Problem details:
Go through the lines below and repeat each one exactly, skipping pictures.

Data extract:
____________

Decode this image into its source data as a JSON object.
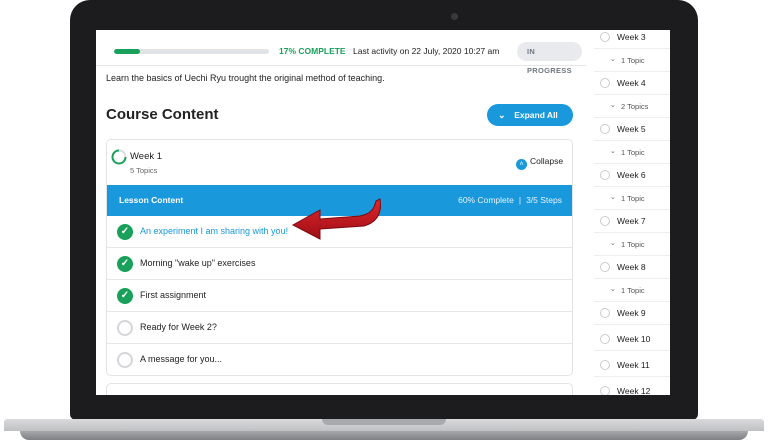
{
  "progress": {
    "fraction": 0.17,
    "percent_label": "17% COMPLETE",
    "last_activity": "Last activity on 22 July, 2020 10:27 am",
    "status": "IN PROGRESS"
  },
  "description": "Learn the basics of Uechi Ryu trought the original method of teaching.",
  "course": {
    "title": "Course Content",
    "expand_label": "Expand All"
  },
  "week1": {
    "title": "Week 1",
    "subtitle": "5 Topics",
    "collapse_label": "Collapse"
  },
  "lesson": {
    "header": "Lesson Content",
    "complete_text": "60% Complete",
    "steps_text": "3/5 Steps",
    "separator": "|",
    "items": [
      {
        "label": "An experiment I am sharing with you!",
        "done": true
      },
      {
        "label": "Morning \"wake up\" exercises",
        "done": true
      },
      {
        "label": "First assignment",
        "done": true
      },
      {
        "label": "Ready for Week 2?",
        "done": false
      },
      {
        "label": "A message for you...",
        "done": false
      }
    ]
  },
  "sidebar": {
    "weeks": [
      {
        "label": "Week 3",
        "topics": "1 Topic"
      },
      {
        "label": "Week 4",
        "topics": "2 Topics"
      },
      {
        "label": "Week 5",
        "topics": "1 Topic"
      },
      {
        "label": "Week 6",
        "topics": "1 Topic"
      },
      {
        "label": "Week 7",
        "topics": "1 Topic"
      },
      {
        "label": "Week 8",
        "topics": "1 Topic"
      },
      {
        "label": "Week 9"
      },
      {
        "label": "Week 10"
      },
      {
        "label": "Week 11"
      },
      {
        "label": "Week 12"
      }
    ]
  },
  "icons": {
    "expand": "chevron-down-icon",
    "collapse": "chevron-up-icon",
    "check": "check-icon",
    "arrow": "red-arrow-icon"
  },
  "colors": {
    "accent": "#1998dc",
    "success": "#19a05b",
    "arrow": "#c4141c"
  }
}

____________

Task output:
Decode this image into its source data as a JSON object.
{
  "progress": {
    "fraction": 0.17,
    "percent_label": "17% COMPLETE",
    "last_activity": "Last activity on 22 July, 2020 10:27 am",
    "status": "IN PROGRESS"
  },
  "description": "Learn the basics of Uechi Ryu trought the original method of teaching.",
  "course": {
    "title": "Course Content",
    "expand_label": "Expand All"
  },
  "week1": {
    "title": "Week 1",
    "subtitle": "5 Topics",
    "collapse_label": "Collapse"
  },
  "lesson": {
    "header": "Lesson Content",
    "complete_text": "60% Complete",
    "steps_text": "3/5 Steps",
    "separator": "|",
    "items": [
      {
        "label": "An experiment I am sharing with you!",
        "done": true
      },
      {
        "label": "Morning \"wake up\" exercises",
        "done": true
      },
      {
        "label": "First assignment",
        "done": true
      },
      {
        "label": "Ready for Week 2?",
        "done": false
      },
      {
        "label": "A message for you...",
        "done": false
      }
    ]
  },
  "sidebar": {
    "weeks": [
      {
        "label": "Week 3",
        "topics": "1 Topic"
      },
      {
        "label": "Week 4",
        "topics": "2 Topics"
      },
      {
        "label": "Week 5",
        "topics": "1 Topic"
      },
      {
        "label": "Week 6",
        "topics": "1 Topic"
      },
      {
        "label": "Week 7",
        "topics": "1 Topic"
      },
      {
        "label": "Week 8",
        "topics": "1 Topic"
      },
      {
        "label": "Week 9"
      },
      {
        "label": "Week 10"
      },
      {
        "label": "Week 11"
      },
      {
        "label": "Week 12"
      }
    ]
  },
  "icons": {
    "expand": "chevron-down-icon",
    "collapse": "chevron-up-icon",
    "check": "check-icon",
    "arrow": "red-arrow-icon"
  },
  "colors": {
    "accent": "#1998dc",
    "success": "#19a05b",
    "arrow": "#c4141c"
  }
}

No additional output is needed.